On Mon, Feb 11, 2019 at 05:26:34PM -0000, Curt wrote:
> I follow your logic. Give me everything in /etc/skel/ beginning with a dot.
> Which works. But apparently a dot is also something else. Like a directory.
> 
> curty@einstein:~$ ls /etc/skel/.*
> /etc/skel/.bash_logout  /etc/skel/.bashrc  /etc/skel/.profile
> 
> /etc/skel/.:
> 
> /etc/skel/..:
> 
> (etc.--the contents of /etc/
> 
> I'm not sure what it all means.

The shell glob .* expands to everything in the current directory that
begins with a dot.  Which includes "." and "..".

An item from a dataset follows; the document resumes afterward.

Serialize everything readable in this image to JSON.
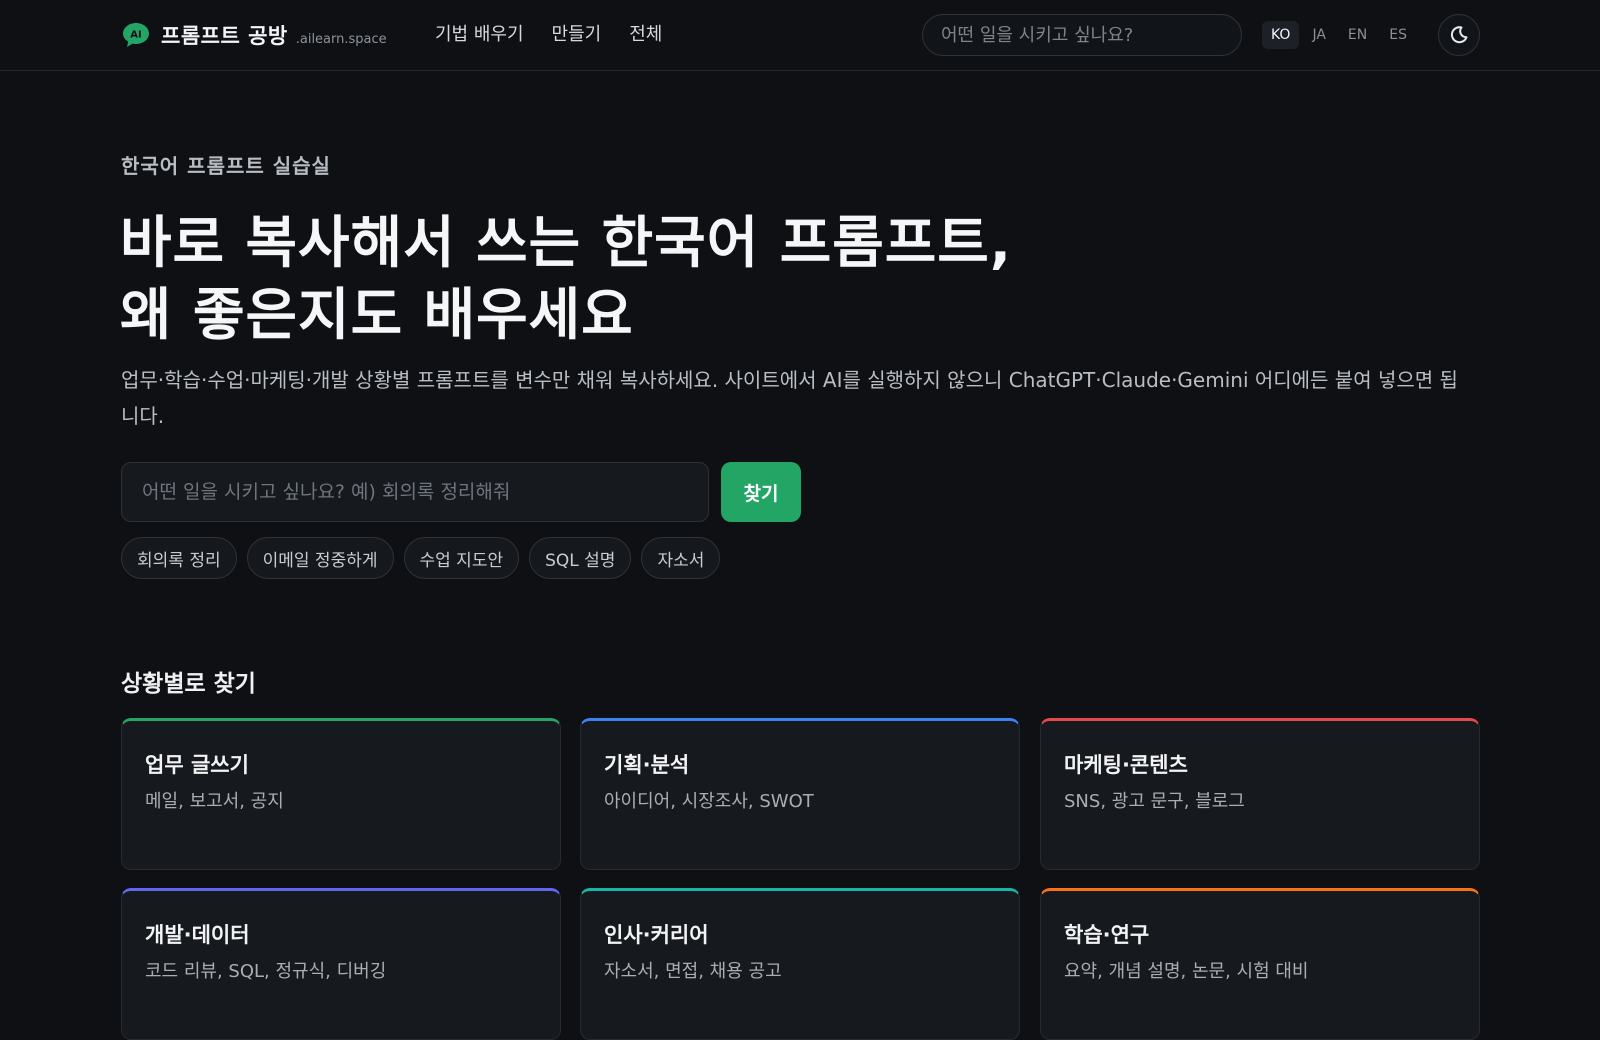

"." is the current directory.  ".." is the parent directory.  E.g. when
you type "cd .." it moves you "up" to the parent directory.

Asking ls to show you .* is usually a bad idea, precisely because it
expands to a list which includes . and .. and does exactly what you
just described.

This is why the ls command has -a and -A options.